EZ Team Builder doesn’t change the relative proportions between players. If there are sizing inconsistencies between players then the images were already that way before being processed by EZ Team Builder. Either the images were shot that way or there was post processing done which created the proportional sizing differences.
In order to ensure accurate scaling, you must perform the photo shoot correctly to keep the scaling accurate.
1. Use the same camera, lens, and focal length for all images. It is best to use a prime lens to avoid any accidental zooming. However, you can use a zoom lens as long as care is taken to not change the zoom. Using gaffers tape on a zoom the lens can help avoid accidental zooming.
2. You must keep the exact same distance between the player and camera. Make sure that all players stand in the same location. Make sure the camera remains in the same location. Using a tripod can help to ensure the camera doesn’t move.
3. In theory, any focal length would work as long as everything remain consistent./ However, in practice, you will get more variation with wider focal lengths. The closer the camera is to the players, the more sleight changes in positioning player to player will affect the scaling proportions. A change in distance between the camera and player of a couple of inches may not be a big deal at 25 feet space. However, it would be much more noticeable at 8 feet of spacing.
Keep in mind that there will be some variation player to player, so the longer the focal length, the less the variation will affect the final results. Just based on size of feet alone, you wil. get a few inches of variation if they put their toes on the line. A size 13 foot will pace players back more than a size 6 foot.
A good focal length is an 85mm prime lens for a full frame camera or a 50mm prime lens for a crop sensor camera. You can use more or less depending on the spacing. Some people shoot with 100mm or longer focal length when there is enough room. This reduces the affect of any variation in player placement when shooting.
Resizing images after shooting can affect the proportional scaling. If you resize all images by the same amount then it is fine. Say for example, all images are 6000 x 4000 pixels and you resize them all to 3000 x 2000 pixels WITHOUT additional cropping, then it will be fine. However, if you resize only some image then it will throw off the proportional scaling.

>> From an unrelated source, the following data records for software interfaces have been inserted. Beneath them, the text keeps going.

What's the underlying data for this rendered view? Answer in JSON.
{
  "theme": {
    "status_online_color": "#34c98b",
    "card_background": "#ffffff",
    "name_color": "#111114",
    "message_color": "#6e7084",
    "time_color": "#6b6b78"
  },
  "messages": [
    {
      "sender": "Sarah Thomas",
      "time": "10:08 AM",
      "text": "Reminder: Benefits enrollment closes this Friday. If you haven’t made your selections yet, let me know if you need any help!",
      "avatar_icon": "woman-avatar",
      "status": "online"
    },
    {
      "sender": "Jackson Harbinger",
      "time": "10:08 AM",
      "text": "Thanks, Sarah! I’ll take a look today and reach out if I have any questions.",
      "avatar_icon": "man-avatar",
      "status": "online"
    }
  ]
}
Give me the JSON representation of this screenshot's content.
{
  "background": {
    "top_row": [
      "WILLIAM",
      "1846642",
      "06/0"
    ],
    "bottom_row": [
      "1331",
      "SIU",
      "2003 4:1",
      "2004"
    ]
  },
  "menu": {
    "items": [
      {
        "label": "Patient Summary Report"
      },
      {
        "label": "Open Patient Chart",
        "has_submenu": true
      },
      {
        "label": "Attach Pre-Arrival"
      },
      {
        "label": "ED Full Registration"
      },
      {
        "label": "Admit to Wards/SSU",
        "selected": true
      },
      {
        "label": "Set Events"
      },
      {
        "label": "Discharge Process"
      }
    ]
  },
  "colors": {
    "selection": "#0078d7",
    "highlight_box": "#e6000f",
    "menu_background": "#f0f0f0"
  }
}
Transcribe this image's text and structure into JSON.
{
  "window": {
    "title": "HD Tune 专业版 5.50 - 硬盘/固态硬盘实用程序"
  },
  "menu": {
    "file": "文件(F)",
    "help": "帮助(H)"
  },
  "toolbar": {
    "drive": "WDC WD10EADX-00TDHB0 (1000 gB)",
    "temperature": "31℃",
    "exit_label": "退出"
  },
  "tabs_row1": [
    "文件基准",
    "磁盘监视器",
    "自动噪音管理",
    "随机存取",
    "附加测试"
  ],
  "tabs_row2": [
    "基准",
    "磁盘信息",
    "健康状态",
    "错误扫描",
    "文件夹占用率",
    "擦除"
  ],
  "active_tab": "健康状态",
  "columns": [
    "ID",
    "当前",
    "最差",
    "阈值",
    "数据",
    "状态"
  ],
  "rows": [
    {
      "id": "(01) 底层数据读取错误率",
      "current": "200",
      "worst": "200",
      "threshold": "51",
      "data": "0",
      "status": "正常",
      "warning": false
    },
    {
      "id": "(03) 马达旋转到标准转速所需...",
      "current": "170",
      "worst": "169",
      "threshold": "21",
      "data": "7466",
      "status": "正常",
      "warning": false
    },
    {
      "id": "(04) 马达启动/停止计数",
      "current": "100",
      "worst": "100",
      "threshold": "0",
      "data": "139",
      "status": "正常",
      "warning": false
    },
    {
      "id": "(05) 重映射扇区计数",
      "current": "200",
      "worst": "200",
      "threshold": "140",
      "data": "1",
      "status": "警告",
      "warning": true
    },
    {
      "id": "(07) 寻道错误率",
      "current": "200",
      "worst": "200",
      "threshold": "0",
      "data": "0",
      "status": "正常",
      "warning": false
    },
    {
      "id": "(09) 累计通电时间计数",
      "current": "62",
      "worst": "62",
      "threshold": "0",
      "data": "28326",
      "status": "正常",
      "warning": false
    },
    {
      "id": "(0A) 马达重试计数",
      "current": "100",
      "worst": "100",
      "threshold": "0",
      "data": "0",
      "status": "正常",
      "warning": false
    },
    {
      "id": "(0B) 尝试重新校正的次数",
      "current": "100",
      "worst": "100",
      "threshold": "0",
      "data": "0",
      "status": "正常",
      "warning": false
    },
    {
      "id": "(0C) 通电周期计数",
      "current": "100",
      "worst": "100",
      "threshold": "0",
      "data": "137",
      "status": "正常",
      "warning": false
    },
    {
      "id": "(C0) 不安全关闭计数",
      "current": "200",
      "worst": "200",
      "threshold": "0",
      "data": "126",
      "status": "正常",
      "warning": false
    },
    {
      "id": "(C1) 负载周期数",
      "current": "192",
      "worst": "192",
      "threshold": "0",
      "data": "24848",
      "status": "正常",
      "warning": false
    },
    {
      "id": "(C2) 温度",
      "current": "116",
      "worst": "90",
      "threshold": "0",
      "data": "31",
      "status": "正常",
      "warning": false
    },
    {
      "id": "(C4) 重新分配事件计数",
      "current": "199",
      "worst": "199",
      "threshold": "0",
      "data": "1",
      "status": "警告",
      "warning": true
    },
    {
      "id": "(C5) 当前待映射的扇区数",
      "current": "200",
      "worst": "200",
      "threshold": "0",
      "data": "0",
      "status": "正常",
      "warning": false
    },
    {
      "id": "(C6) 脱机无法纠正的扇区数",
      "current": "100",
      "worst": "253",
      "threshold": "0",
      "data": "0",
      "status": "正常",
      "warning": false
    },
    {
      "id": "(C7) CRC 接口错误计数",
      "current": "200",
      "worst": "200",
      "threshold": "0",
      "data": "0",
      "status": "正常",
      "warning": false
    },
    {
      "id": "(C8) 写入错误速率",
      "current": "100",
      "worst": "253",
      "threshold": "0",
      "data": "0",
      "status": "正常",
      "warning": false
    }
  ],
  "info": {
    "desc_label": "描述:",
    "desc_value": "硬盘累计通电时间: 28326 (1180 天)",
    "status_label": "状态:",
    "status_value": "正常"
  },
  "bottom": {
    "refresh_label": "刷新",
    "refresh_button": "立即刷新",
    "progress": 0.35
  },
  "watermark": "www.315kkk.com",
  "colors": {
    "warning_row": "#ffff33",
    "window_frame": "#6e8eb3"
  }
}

Cropping is another thing that will affect it if not done correctly. It is fine to crop images, but don’t resample (resize) if you crop. If you crop off empty space and leave the pixel dimesions post cropping as is then it will be fine.
So for example, if you crop off excess space and one image is 4019 x 3215 pixels and another image is 4681 x 3745 pixels then leave the image sizing as is. The cutouts wil still be proportionally correct.
However, if you crop and then resize all of the image to the same size then this will mess up the image proportions. In the following example, if the images were all exported as 3000 x 2400 then the image that was 4681 pixels tall needs to scale to 64% to make it 3000 pixels tall and the image that was 4019 pixels tall needs to scale to 75% to make it 3000 pixels tall. The different scaling percentages will throw off the image proportions.
So for cropping, the bottom line is you can crop but leave the pixel dimensions post cropping as is. If this confuses you….. then just don’t crop at all.